The consequences of deflation
Deflation is a persistent, continuous decrease in the price level or a situation in which output and employment are falling as a result of a fall in AD.
Syllabus: Discuss the possible consequences of deflation, including high levels of cyclical unemployment and bankruptcies.
The term deflation is often used in a broad sense to describe a process in which there is a fall in aggregate demand leading to lower levels of output, employment, investment and possibly profits and prices.
Costs of deflation
- As with inflation Uncertainty is a major force against investment and while prices are falling businesses will be reluctant to put funding into investment when the real value of returns cannot be accurately estimated.
- The problem of deflationary expectations - deflation may cause people to postpone their spending in the expectation of even lower prices in the future. When this happens, aggregate demand falls, businesses are unable to sell their goods, make profits or meet their debt repayment obligations and, as a consequence, may be forced to cut output and employment of workers. A downward spiral becomes established in which aggregate demand falls even further leading to even lower prices. As Japan has discovered in the mid-1990s, once a downward deflationary spiral sets in, it may be exceedingly difficult to reverse.
- Deflation increases the value of real debt - with some inflation in the system, borrowers experience a fall in the real value of their debt over time. However, with falling prices borrowers will experience an increase in the real value of their debt and in such a climate, companies and individuals with debt may struggle. This in itself may exert a further twist to the downward deflationary spiral.
Past Paper Essay Question
May 2012 TZ1
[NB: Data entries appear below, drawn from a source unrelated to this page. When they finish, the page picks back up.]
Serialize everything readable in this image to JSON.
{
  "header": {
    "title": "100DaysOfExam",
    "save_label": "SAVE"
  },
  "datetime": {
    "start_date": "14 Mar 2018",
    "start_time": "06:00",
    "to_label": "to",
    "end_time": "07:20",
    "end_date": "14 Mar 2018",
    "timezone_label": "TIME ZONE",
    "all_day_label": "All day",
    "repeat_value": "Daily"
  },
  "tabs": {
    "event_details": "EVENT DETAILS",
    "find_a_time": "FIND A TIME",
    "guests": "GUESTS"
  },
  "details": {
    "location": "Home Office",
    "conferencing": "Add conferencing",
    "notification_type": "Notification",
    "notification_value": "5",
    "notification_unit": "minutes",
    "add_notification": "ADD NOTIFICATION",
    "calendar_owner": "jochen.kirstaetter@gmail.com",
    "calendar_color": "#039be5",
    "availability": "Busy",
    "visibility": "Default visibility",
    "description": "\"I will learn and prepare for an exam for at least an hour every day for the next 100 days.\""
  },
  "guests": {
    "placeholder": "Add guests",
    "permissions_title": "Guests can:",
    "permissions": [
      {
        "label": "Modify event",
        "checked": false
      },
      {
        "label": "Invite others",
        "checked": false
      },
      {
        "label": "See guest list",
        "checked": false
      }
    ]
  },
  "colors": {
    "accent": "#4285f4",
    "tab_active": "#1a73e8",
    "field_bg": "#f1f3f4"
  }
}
2. (a) Explain why governments may view deflation as a threat. [10 marks]
(b) Evaluate the view that a low and stable rate of inflation is beneficial for an economy. [15 marks]